The Nikkei closed at 10,473 down -165. The DAX index in Europe was at 5,521 down -1; the FTSE (UK) currently is 4,894 down -4. The early call for the open of key US indices is higher. The 10-year bonds eased 1bp yesterday (3.44%) and are little changed in the O/N session. Dealers have managed to keep yields close to their lows despite all this weeks supply as the market debate the inflation question. Will policy makers keep rates low for an extended period of time or will all this stimuli create rapid inflation? Yesterday’s 5-year $39b was well received with a 2.51 bid-to-cover ratio, greater than the other 10-auctions average of 2.2. Today’s 7-years ($28b) will be the last of this weeks supply.

This article is for general information purposes only. It is not investment advice or a solution to buy or sell securities. Opinions are the authors; not necessarily that of OANDA Corporation or any of its affiliates, subsidiaries, officers or directors. Leveraged trading is high risk and not suitable for all. You could lose all of your deposited funds.

Dean Popplewell

Dean Popplewell

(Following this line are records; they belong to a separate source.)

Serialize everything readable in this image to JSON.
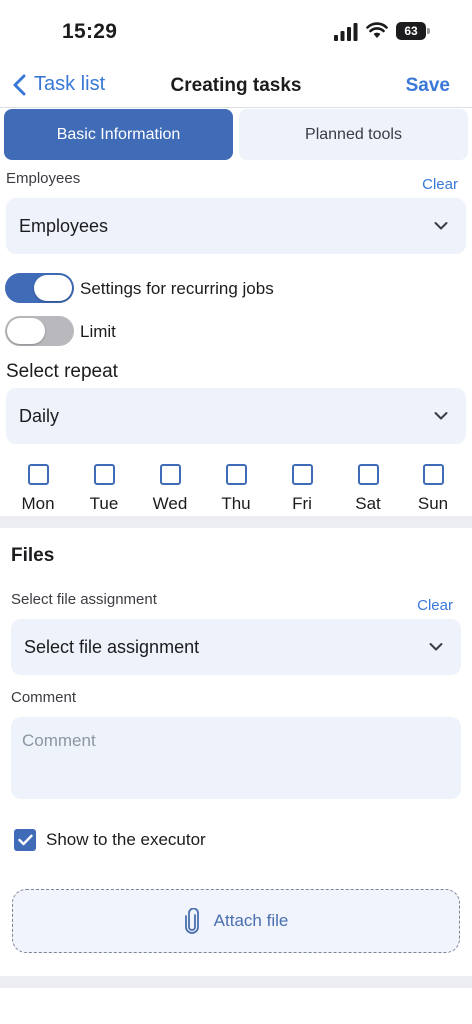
{
  "status_bar": {
    "time": "15:29",
    "battery": "63"
  },
  "nav": {
    "back_label": "Task list",
    "title": "Creating tasks",
    "save_label": "Save"
  },
  "tabs": [
    {
      "label": "Basic Information",
      "active": true
    },
    {
      "label": "Planned tools",
      "active": false
    }
  ],
  "employees": {
    "label": "Employees",
    "clear_label": "Clear",
    "value": "Employees"
  },
  "toggles": [
    {
      "label": "Settings for recurring jobs",
      "on": true
    },
    {
      "label": "Limit",
      "on": false
    }
  ],
  "repeat": {
    "label": "Select repeat",
    "value": "Daily"
  },
  "days": [
    "Mon",
    "Tue",
    "Wed",
    "Thu",
    "Fri",
    "Sat",
    "Sun"
  ],
  "files": {
    "title": "Files",
    "assignment_label": "Select file assignment",
    "clear_label": "Clear",
    "assignment_value": "Select file assignment",
    "comment_label": "Comment",
    "comment_placeholder": "Comment",
    "show_executor_label": "Show to the executor",
    "show_executor_checked": true,
    "attach_label": "Attach file"
  },
  "colors": {
    "accent": "#3f6bb7",
    "link": "#3a78d8",
    "field_bg": "#eef2fb"
  }
}
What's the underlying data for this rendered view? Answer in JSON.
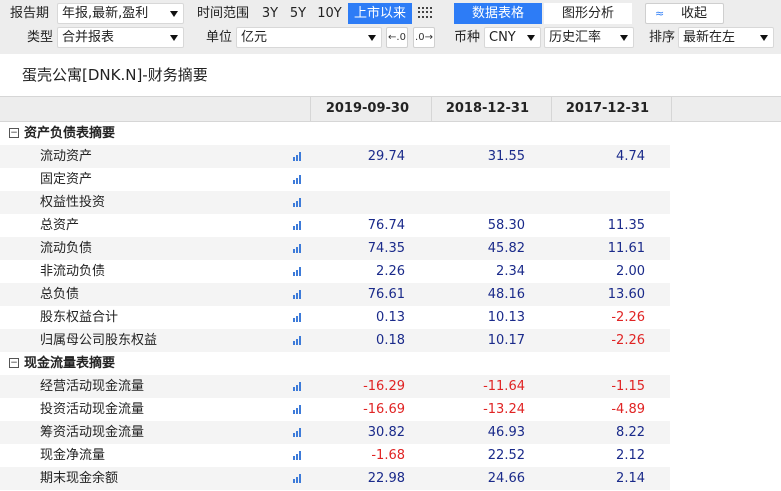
{
  "toolbar": {
    "report_period_label": "报告期",
    "report_period_value": "年报,最新,盈利",
    "time_range_label": "时间范围",
    "time_ranges": [
      "3Y",
      "5Y",
      "10Y",
      "上市以来"
    ],
    "time_range_selected": "上市以来",
    "view_tabs": [
      "数据表格",
      "图形分析"
    ],
    "view_selected": "数据表格",
    "collapse_label": "收起",
    "collapse_icon": "double-chevron-up",
    "type_label": "类型",
    "type_value": "合并报表",
    "unit_label": "单位",
    "unit_value": "亿元",
    "currency_label": "币种",
    "currency_value": "CNY",
    "rate_value": "历史汇率",
    "sort_label": "排序",
    "sort_value": "最新在左",
    "accent_color": "#2d7cf6"
  },
  "page_title": "蛋壳公寓[DNK.N]-财务摘要",
  "table": {
    "columns": [
      "2019-09-30",
      "2018-12-31",
      "2017-12-31"
    ],
    "sections": [
      {
        "title": "资产负债表摘要",
        "toggle": "−",
        "rows": [
          {
            "label": "流动资产",
            "values": [
              "29.74",
              "31.55",
              "4.74"
            ]
          },
          {
            "label": "固定资产",
            "values": [
              "",
              "",
              ""
            ]
          },
          {
            "label": "权益性投资",
            "values": [
              "",
              "",
              ""
            ]
          },
          {
            "label": "总资产",
            "values": [
              "76.74",
              "58.30",
              "11.35"
            ]
          },
          {
            "label": "流动负债",
            "values": [
              "74.35",
              "45.82",
              "11.61"
            ]
          },
          {
            "label": "非流动负债",
            "values": [
              "2.26",
              "2.34",
              "2.00"
            ]
          },
          {
            "label": "总负债",
            "values": [
              "76.61",
              "48.16",
              "13.60"
            ]
          },
          {
            "label": "股东权益合计",
            "values": [
              "0.13",
              "10.13",
              "-2.26"
            ]
          },
          {
            "label": "归属母公司股东权益",
            "values": [
              "0.18",
              "10.17",
              "-2.26"
            ]
          }
        ]
      },
      {
        "title": "现金流量表摘要",
        "toggle": "−",
        "rows": [
          {
            "label": "经营活动现金流量",
            "values": [
              "-16.29",
              "-11.64",
              "-1.15"
            ]
          },
          {
            "label": "投资活动现金流量",
            "values": [
              "-16.69",
              "-13.24",
              "-4.89"
            ]
          },
          {
            "label": "筹资活动现金流量",
            "values": [
              "30.82",
              "46.93",
              "8.22"
            ]
          },
          {
            "label": "现金净流量",
            "values": [
              "-1.68",
              "22.52",
              "2.12"
            ]
          },
          {
            "label": "期末现金余额",
            "values": [
              "22.98",
              "24.66",
              "2.14"
            ]
          }
        ]
      }
    ],
    "positive_color": "#1a2a8a",
    "negative_color": "#e02424"
  }
}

Vice-President of Market Analysis at MarketPulse
Dean Popplewell has nearly two decades of experience trading currencies and fixed income instruments. He has a deep understanding of market fundamentals and the impact of global events on capital markets. He is respected among professional traders for his skilled analysis and career history as global head of trading for firms such as Scotia Capital and BMO Nesbitt Burns. Since joining OANDA in 2006, Dean has played an instrumental role in driving awareness of the forex market as an emerging asset class for retail investors, as well as providing expert counsel to a number of internal teams on how to best serve clients and industry stakeholders.
Dean Popplewell